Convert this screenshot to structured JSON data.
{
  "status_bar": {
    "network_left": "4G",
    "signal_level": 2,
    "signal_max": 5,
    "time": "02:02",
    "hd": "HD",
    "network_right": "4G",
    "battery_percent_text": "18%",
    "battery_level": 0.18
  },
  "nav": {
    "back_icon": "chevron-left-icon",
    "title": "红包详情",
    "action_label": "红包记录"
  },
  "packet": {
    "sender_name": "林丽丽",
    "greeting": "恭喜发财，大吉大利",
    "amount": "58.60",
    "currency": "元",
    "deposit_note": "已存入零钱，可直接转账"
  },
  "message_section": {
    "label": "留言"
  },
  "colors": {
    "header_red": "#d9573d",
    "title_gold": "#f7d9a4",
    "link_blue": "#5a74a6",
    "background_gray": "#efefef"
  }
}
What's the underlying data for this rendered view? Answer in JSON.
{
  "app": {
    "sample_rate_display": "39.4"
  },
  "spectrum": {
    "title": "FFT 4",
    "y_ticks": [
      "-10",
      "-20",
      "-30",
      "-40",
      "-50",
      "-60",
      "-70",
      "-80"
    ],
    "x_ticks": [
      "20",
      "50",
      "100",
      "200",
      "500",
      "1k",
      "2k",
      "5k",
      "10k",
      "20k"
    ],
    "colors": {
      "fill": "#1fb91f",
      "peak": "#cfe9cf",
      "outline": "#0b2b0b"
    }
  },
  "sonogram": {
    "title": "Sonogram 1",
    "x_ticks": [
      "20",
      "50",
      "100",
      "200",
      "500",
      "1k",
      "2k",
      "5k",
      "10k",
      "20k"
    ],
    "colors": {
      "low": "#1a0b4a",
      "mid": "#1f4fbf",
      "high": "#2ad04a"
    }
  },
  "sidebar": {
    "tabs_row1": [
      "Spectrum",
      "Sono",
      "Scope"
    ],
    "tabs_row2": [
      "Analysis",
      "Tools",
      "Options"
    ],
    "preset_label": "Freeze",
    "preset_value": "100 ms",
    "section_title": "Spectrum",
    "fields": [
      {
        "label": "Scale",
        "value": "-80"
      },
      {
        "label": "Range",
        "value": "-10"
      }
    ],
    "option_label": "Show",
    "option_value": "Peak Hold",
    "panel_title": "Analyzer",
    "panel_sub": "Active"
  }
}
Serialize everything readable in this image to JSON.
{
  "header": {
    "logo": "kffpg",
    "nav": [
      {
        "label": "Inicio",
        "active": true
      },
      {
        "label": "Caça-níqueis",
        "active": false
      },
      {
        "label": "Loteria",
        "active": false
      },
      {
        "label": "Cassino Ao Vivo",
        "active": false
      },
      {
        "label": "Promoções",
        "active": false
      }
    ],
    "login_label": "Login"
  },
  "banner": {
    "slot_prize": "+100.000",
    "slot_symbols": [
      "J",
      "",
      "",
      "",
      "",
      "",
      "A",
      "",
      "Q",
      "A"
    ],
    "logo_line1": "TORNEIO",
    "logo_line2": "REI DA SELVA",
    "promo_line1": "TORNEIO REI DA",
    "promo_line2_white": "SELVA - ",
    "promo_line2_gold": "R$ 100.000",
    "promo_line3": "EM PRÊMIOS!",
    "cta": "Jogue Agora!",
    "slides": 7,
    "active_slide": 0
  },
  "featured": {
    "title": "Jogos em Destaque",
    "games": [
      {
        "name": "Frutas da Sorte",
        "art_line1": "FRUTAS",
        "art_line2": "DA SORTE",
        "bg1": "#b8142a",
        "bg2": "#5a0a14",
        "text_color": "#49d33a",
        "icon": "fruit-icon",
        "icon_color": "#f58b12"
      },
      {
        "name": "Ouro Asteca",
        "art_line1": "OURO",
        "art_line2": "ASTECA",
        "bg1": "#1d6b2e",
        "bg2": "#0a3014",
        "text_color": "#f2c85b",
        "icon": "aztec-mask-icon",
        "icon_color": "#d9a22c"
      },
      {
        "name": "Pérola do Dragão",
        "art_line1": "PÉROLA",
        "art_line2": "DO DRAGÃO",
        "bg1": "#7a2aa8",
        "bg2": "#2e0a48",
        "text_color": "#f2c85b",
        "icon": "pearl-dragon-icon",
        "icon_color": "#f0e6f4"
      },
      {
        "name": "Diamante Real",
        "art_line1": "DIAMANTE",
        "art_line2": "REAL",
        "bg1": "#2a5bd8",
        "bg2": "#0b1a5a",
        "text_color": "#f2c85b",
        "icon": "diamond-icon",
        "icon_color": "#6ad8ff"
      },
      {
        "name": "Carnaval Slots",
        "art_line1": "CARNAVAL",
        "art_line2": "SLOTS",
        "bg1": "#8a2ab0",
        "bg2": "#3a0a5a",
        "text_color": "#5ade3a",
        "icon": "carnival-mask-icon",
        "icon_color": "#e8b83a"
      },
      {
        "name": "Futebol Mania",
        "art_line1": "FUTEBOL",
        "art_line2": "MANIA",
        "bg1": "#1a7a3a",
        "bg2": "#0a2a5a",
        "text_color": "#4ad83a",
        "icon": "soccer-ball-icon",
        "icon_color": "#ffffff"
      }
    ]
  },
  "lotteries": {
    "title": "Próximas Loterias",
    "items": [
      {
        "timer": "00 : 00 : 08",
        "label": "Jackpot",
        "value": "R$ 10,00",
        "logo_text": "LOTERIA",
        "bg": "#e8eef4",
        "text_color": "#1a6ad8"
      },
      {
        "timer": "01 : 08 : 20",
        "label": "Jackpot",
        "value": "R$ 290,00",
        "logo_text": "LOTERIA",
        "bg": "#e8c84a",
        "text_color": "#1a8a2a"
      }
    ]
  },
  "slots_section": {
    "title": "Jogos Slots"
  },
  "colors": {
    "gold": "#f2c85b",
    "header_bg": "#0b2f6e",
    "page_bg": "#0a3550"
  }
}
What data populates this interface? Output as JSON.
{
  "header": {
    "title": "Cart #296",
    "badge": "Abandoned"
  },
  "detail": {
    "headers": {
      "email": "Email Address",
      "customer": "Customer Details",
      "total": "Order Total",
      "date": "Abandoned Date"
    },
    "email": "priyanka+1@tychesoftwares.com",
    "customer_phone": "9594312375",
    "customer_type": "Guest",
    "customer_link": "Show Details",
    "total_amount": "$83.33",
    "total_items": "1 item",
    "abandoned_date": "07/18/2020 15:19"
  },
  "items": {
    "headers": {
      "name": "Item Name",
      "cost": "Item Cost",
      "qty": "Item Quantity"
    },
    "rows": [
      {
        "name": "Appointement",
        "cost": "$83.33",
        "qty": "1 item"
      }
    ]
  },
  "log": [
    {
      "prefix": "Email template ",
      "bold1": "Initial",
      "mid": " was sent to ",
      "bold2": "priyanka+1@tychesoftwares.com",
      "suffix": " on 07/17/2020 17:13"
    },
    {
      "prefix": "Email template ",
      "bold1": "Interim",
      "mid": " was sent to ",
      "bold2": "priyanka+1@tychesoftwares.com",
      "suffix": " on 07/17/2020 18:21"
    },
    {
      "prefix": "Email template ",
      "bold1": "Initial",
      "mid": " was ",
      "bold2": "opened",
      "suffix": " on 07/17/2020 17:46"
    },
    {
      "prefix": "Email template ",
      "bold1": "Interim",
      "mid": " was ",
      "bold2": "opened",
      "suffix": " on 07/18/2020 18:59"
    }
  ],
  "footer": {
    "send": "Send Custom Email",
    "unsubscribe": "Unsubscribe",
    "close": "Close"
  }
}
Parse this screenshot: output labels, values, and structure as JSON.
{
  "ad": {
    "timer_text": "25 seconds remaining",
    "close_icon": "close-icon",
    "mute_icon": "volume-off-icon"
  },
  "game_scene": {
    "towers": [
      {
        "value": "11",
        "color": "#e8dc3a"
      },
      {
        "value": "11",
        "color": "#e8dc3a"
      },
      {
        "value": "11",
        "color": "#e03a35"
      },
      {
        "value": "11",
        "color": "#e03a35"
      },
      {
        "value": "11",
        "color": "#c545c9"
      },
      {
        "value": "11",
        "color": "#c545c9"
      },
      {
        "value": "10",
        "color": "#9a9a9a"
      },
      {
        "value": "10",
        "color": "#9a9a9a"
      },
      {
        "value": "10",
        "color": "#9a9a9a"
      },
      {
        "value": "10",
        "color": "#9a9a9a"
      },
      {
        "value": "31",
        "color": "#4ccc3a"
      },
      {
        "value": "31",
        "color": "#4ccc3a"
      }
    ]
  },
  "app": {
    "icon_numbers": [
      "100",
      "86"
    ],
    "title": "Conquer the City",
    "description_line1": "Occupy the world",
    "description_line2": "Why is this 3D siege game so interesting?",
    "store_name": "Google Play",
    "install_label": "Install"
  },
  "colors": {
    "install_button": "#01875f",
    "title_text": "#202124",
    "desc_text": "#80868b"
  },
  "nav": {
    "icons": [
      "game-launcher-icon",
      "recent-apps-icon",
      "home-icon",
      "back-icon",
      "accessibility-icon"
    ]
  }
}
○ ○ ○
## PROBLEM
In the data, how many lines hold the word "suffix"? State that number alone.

## ANSWER SPACE
4